“In the last 6 years we have been able to stop global warming. No one could have predicted the negative results of this. Glaciers that once were melting are now on the attack.”
“Right now, in the 2nd week of May 2006, we are facing perhaps the worst gas crisis in history. We have way too much gasoline. Gas is down to $0.19 a gallon and the oil companies are hurting. I know that I am partly to blame by insisting that cars run on trash. I am therefore proposing a federal bailout to our oil companies because - hey if it were the other way around, you know the oil companies would help us.”
“On a positive note, we worked hard to save Welfare, fix Social Security and of course provide the free universal health care we all enjoy today. But all this came at a high cost. As I speak, the gigantic national budget surplus is down to a perilously low $11 trillion dollars.”
“There are some of you that want to spend our money on some made-up war. To you I say: what part of ‘lockbox’ don't you understand?”
“There have been some setbacks. Unfortunately, the confirmation process for Supreme Court Justice Michael Moore was bitter and divisive. However, I could not be more proud of how the House and Senate pulled together to confirm the nomination of Chief Justice George Clooney.”
What follows is a full transcript of this sketch courtesy of Crooks and Liars, and a video link courtesy of Expose the Left.
The Washington Post reported on Wednesday's front page that House and Senate Republicans reached agreement on extending "President Bush's deep cuts to tax rates on dividends and capital gains," but the chart they used on the front page was a Democratic talking point. It shows that people with a 2005 income between $10,000 and $50,000 would receive nearly zero, while people making over $100,000 would have much larger returns. The source cited on the page is merely "Tax Policy Center."
But inside, readers learn that this supposedly nonpartisan center is a project of two liberal think tanks:

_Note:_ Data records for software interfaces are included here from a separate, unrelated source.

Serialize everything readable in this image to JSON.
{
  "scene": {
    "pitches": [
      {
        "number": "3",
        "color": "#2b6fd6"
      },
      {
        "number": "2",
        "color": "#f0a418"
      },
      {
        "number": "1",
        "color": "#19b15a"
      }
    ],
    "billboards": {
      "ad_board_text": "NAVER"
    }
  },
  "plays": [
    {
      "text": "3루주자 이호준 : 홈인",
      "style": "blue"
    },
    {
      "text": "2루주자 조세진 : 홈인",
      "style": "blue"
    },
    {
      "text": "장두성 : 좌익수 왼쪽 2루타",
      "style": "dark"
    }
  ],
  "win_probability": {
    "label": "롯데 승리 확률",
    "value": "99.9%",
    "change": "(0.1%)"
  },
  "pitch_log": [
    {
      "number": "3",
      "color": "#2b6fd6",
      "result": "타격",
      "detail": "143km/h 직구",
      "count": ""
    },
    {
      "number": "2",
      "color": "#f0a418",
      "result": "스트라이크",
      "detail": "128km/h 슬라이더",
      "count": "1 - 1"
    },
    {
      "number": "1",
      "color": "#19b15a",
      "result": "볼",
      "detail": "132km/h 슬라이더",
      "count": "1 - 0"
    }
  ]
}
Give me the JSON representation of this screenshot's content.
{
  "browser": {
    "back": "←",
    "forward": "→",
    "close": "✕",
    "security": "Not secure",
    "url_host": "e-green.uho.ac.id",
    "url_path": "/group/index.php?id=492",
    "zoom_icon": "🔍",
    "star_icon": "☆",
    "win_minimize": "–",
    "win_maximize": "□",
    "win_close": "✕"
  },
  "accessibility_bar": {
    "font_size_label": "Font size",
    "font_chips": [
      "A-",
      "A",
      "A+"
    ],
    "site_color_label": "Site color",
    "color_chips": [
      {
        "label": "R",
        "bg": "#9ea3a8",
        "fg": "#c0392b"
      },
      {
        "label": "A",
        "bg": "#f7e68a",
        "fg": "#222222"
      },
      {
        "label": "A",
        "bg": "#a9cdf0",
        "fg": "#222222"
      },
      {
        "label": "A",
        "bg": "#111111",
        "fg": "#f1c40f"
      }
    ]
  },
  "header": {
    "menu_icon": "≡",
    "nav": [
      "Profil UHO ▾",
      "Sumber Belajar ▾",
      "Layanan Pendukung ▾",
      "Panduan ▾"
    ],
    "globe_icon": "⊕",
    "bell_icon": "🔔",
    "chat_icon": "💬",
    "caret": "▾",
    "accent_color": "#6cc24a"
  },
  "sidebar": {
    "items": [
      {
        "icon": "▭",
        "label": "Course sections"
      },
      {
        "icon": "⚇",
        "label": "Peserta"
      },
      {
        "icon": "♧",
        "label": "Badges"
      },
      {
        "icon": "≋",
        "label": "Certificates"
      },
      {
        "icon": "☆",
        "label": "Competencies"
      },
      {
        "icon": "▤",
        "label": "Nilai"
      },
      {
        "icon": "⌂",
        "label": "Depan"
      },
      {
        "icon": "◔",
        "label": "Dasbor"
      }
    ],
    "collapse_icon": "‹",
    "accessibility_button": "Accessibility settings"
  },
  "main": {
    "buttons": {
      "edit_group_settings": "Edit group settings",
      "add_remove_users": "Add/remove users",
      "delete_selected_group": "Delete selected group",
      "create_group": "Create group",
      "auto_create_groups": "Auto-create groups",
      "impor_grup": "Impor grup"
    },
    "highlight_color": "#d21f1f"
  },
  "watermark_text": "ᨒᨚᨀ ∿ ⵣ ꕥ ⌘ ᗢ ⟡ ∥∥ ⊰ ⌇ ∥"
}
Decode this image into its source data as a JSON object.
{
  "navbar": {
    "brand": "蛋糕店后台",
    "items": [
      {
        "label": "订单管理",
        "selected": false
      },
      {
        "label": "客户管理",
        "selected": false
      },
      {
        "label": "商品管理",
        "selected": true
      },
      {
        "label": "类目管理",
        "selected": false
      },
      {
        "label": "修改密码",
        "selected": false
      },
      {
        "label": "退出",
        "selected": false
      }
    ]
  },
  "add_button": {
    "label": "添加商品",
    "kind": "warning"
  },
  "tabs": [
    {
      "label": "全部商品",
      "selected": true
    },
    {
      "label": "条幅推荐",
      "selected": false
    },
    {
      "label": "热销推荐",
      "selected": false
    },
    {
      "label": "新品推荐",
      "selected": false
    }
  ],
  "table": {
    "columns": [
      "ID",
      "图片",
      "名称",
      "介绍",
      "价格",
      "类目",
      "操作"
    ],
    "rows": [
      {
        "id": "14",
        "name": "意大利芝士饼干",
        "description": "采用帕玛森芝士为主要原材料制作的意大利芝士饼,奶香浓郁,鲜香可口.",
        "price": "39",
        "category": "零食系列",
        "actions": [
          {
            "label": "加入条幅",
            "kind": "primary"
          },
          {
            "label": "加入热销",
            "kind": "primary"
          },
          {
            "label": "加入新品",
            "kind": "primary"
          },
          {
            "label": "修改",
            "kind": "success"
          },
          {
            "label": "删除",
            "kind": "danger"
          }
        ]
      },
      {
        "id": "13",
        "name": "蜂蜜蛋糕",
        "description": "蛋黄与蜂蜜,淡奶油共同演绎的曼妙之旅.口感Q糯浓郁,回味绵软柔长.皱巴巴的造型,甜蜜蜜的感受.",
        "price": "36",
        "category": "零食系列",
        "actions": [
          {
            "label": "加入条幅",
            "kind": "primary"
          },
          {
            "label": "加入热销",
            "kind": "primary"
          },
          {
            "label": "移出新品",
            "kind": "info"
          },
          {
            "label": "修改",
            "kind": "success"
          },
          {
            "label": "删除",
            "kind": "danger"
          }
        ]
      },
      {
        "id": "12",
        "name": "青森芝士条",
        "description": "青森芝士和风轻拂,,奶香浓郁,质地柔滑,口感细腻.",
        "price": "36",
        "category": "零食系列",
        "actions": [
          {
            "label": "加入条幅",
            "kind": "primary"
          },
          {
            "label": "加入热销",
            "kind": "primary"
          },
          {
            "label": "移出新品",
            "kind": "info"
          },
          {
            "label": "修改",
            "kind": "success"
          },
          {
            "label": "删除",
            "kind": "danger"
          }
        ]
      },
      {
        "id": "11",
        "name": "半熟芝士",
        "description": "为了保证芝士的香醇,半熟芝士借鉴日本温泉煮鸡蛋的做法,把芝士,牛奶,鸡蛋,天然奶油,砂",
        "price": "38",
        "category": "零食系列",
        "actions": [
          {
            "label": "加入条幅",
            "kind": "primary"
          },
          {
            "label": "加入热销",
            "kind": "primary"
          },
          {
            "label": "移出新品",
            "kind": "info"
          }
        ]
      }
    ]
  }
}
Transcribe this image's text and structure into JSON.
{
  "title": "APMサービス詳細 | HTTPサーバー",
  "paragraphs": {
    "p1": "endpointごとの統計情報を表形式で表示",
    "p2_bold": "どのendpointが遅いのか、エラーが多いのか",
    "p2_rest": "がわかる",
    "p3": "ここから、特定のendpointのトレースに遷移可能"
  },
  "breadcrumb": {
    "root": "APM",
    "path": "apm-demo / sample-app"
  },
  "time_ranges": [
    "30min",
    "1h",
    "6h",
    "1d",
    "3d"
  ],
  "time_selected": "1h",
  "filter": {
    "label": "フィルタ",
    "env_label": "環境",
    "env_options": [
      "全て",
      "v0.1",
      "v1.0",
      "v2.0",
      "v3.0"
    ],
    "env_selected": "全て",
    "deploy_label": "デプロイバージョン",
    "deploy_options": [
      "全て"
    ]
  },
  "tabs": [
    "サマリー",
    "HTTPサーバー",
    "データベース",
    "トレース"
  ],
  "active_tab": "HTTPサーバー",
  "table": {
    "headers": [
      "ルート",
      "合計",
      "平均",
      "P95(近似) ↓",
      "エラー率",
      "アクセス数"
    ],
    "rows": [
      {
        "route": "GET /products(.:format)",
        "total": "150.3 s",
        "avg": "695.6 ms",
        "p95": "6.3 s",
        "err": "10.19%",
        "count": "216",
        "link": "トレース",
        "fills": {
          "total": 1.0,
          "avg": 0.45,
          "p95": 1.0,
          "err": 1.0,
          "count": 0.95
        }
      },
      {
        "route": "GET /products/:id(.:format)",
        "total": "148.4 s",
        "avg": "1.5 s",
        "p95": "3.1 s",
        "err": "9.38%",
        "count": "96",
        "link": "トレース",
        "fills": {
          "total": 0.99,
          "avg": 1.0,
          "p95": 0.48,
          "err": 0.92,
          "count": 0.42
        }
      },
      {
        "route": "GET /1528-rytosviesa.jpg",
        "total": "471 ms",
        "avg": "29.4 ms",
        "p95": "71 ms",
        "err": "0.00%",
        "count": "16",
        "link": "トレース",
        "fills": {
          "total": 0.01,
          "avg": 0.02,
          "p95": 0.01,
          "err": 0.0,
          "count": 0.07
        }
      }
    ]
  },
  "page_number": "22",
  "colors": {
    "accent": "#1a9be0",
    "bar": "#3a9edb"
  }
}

Middle-income households would receive an average tax cut of $20 from the agreement, according to the joint Urban Institute-Brookings Institution Tax Policy Center, while 0.02 percent of households with incomes over $1 million would receive average tax cuts of $42,000.